▶ PROBLEM TO SOLVE
Word for word, restate every record, though not the pictures.

▶ DATA SUPPLIED
####################

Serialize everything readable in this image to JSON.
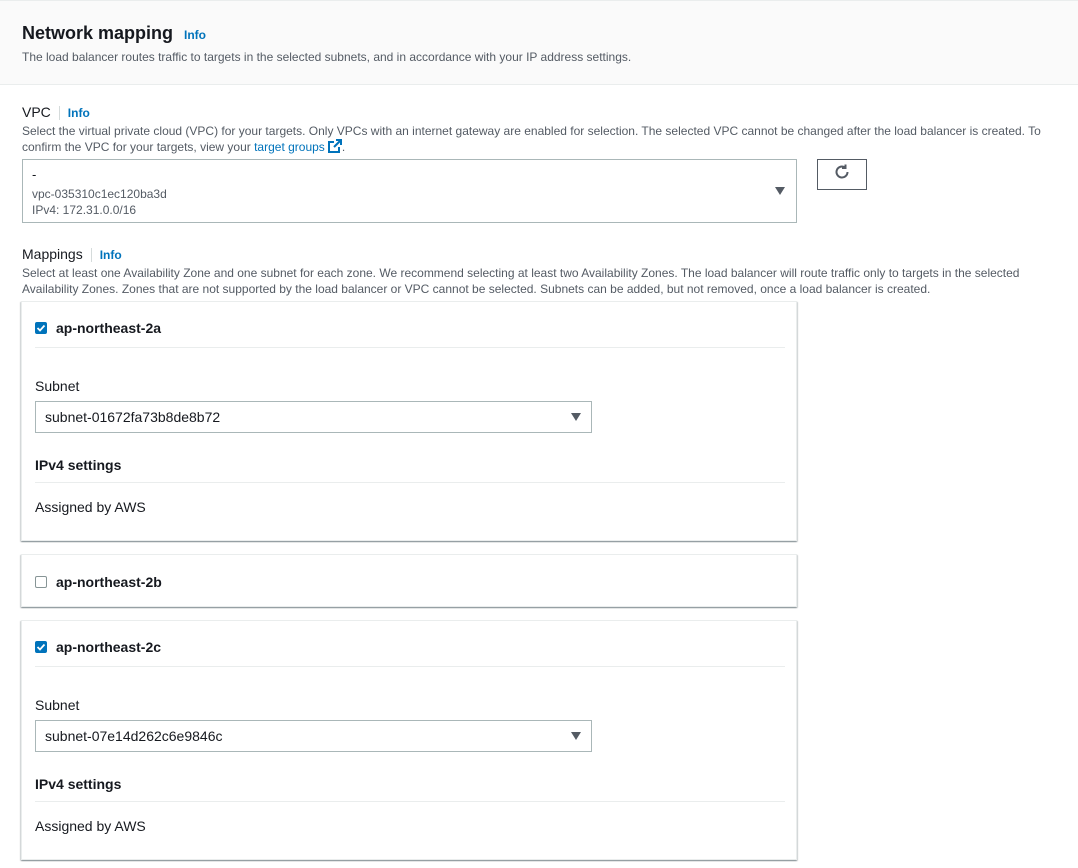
{
  "section": {
    "title": "Network mapping",
    "info": "Info",
    "description": "The load balancer routes traffic to targets in the selected subnets, and in accordance with your IP address settings."
  },
  "vpc": {
    "label": "VPC",
    "info": "Info",
    "description_prefix": "Select the virtual private cloud (VPC) for your targets. Only VPCs with an internet gateway are enabled for selection. The selected VPC cannot be changed after the load balancer is created. To confirm the VPC for your targets, view your ",
    "link_text": "target groups",
    "description_suffix": ".",
    "selected_name": "-",
    "selected_id": "vpc-035310c1ec120ba3d",
    "selected_cidr": "IPv4: 172.31.0.0/16",
    "refresh_icon": "refresh-icon"
  },
  "mappings": {
    "label": "Mappings",
    "info": "Info",
    "description": "Select at least one Availability Zone and one subnet for each zone. We recommend selecting at least two Availability Zones. The load balancer will route traffic only to targets in the selected Availability Zones. Zones that are not supported by the load balancer or VPC cannot be selected. Subnets can be added, but not removed, once a load balancer is created.",
    "zones": [
      {
        "name": "ap-northeast-2a",
        "checked": true,
        "subnet_label": "Subnet",
        "subnet_value": "subnet-01672fa73b8de8b72",
        "ipv4_title": "IPv4 settings",
        "ipv4_value": "Assigned by AWS"
      },
      {
        "name": "ap-northeast-2b",
        "checked": false
      },
      {
        "name": "ap-northeast-2c",
        "checked": true,
        "subnet_label": "Subnet",
        "subnet_value": "subnet-07e14d262c6e9846c",
        "ipv4_title": "IPv4 settings",
        "ipv4_value": "Assigned by AWS"
      }
    ]
  },
  "colors": {
    "link": "#0073bb",
    "checkbox_checked": "#0073bb",
    "text": "#16191f",
    "muted": "#545b64"
  }
}
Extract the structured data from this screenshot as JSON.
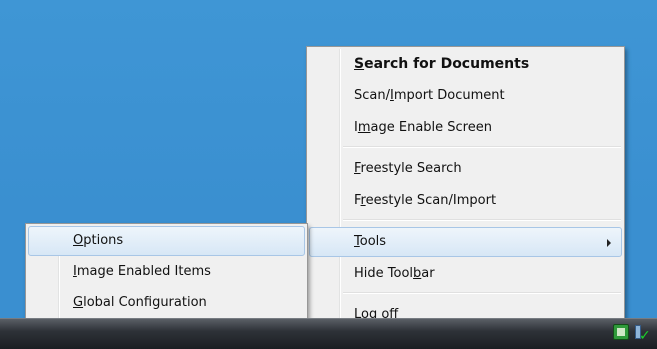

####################

▶ WRITTEN RESPONSE
Serialize everything readable in this image to JSON.
{
  "section": {
    "title": "Network mapping",
    "info": "Info",
    "description": "The load balancer routes traffic to targets in the selected subnets, and in accordance with your IP address settings."
  },
  "vpc": {
    "label": "VPC",
    "info": "Info",
    "description_prefix": "Select the virtual private cloud (VPC) for your targets. Only VPCs with an internet gateway are enabled for selection. The selected VPC cannot be changed after the load balancer is created. To confirm the VPC for your targets, view your ",
    "link_text": "target groups",
    "description_suffix": ".",
    "selected_name": "-",
    "selected_id": "vpc-035310c1ec120ba3d",
    "selected_cidr": "IPv4: 172.31.0.0/16",
    "refresh_icon": "refresh-icon"
  },
  "mappings": {
    "label": "Mappings",
    "info": "Info",
    "description": "Select at least one Availability Zone and one subnet for each zone. We recommend selecting at least two Availability Zones. The load balancer will route traffic only to targets in the selected Availability Zones. Zones that are not supported by the load balancer or VPC cannot be selected. Subnets can be added, but not removed, once a load balancer is created.",
    "zones": [
      {
        "name": "ap-northeast-2a",
        "checked": true,
        "subnet_label": "Subnet",
        "subnet_value": "subnet-01672fa73b8de8b72",
        "ipv4_title": "IPv4 settings",
        "ipv4_value": "Assigned by AWS"
      },
      {
        "name": "ap-northeast-2b",
        "checked": false
      },
      {
        "name": "ap-northeast-2c",
        "checked": true,
        "subnet_label": "Subnet",
        "subnet_value": "subnet-07e14d262c6e9846c",
        "ipv4_title": "IPv4 settings",
        "ipv4_value": "Assigned by AWS"
      }
    ]
  },
  "colors": {
    "link": "#0073bb",
    "checkbox_checked": "#0073bb",
    "text": "#16191f",
    "muted": "#545b64"
  }
}
Extract the structured data from this screenshot as JSON.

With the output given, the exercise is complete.